e-Learning design – what I’ve learnt so far
e-Learning design is about serious stuff like transforming information into a format that really teaches people and helps them to retain it. Building effective interfaces and graphical representations for this purpose involves a good dose of dealing with content and data. But this doesn’t mean your design has to be dull and serious. The end learner wants to be engaged and so do you.
Deadly dull e-learning is more or less a thing of the past and now, more then ever, designers who work in this field are inclined to look for innovative ways to meet the changing objectives and expectations of clients and users. New technologies and fresh approaches mean our horizons are broadening in this branch of design and so I want to share some of what I have learned so far working in this growing world.
Define a hierarchy
It is crucial to create a sense of order and equilibrium in representing and communicating information. Without a clear visual hierarchy, different pieces of information fight for attention. Elements within an effective visual narrative should be arranged by order of importance, improving usability by grouping information into meaningful elements and sequences. A balanced architecture not only provides a clear way for recognising and understanding information, it also helps unify the different elements within a layout into an organic unity.
Make content king
You must create a design that serves its defined purpose and meets the defined scope, and that presents information in line with its objective. The most important task of e-learning design is to optimise the function, designing the user interface and visual elements to suit learner needs, and to maximise the learning experience. Using simplicity designers can clearly communicate ideas through the rational organisation of content and imagery. That’s why we have to organise the space instead of filling it out with fancy graphics and our aesthetic ego. The bottom line is that in e-learning we are focused on information design rather than on graphic design.
Remember, good design is innovative design

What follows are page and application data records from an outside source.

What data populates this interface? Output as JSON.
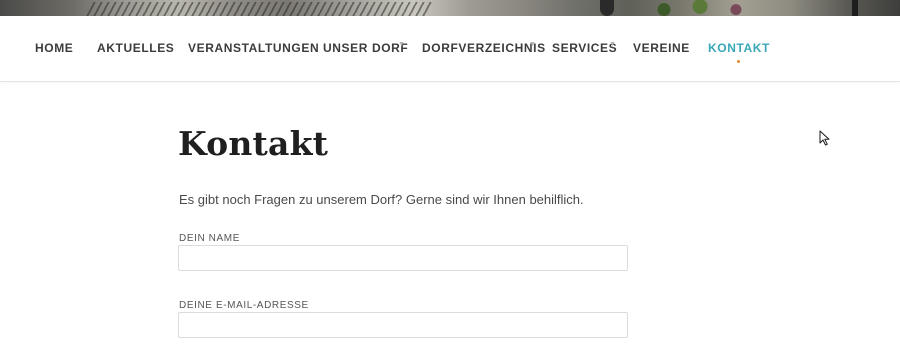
{
  "nav": {
    "items": [
      {
        "label": "HOME",
        "has_submenu": false,
        "active": false
      },
      {
        "label": "AKTUELLES",
        "has_submenu": false,
        "active": false
      },
      {
        "label": "VERANSTALTUNGEN",
        "has_submenu": false,
        "active": false
      },
      {
        "label": "UNSER DORF",
        "has_submenu": true,
        "active": false
      },
      {
        "label": "DORFVERZEICHNIS",
        "has_submenu": true,
        "active": false
      },
      {
        "label": "SERVICES",
        "has_submenu": true,
        "active": false
      },
      {
        "label": "VEREINE",
        "has_submenu": false,
        "active": false
      },
      {
        "label": "KONTAKT",
        "has_submenu": false,
        "active": true
      }
    ],
    "active_color": "#3aa7b9",
    "indicator_color": "#e58a2f",
    "caret_icon": "chevron-down-icon"
  },
  "main": {
    "title": "Kontakt",
    "intro": "Es gibt noch Fragen zu unserem Dorf? Gerne sind wir Ihnen behilflich.",
    "form": {
      "name_label": "DEIN NAME",
      "name_value": "",
      "email_label": "DEINE E-MAIL-ADRESSE",
      "email_value": ""
    }
  },
  "cursor_icon": "mouse-pointer-icon"
}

Technological developments keep offering new chances for innovative e-learning solutions. e-Learning designers have got now the opportunity to take advantage of fresh ways to manage and explore large and complex amounts of information and content. Although the devil in that is the risk of abusing of these brand new exciting tools just because they exist. What we need to do is take advantage of the right mature technology that is appropriate for each project’s scope and not just for the sake it. Again looking in-depth at the goals, needs, and contexts of the users remains the best approach.
Take an aesthetic view
Aesthetic quality in design always deals with details: subtle shades, harmony and the balance of a whole variety of visual elements. e-Learning design often applies this quality just to the containers and wrappers, leaving the individual visual elements free to float without the same level of quality. The challenge is to dress all the components with consistency, sacrificing maybe the variety for a standardised level of overall aesthetic quality. This doesn’t mean you have to pigeon hole your design, and remember that all good looking products work best when the functionality is consistent.
Add a little colour to the information
Confusion and clutter are the two main failures of e-learning design. Among the most powerful tools for reducing confusion and enriching the display is the technique of separation and stratification, visually layering various aspects of the content. In this, the use of colors is crucial. Colors can be the guide to drive the audience through a clear path for recognising and understanding information, and also help unify the disparate elements within a layout into a visual organisation. Accessibility is also particularly important in defining colours, considering that one in 12 people have some sort of color vision deficiency.
Make the logo smaller
e-Learning is maybe one among a few markets in which branding strategy is not so important. Usually companies ensure the impact and visibility of their brands are strong in order to increase sales and build customer loyalty. In e-learning, companies don’t need to advertise themselves in the same way. So while there are always brand guidelines to be considered, e-learning designers have a bit of freedom to make the logo smaller and the content bigger.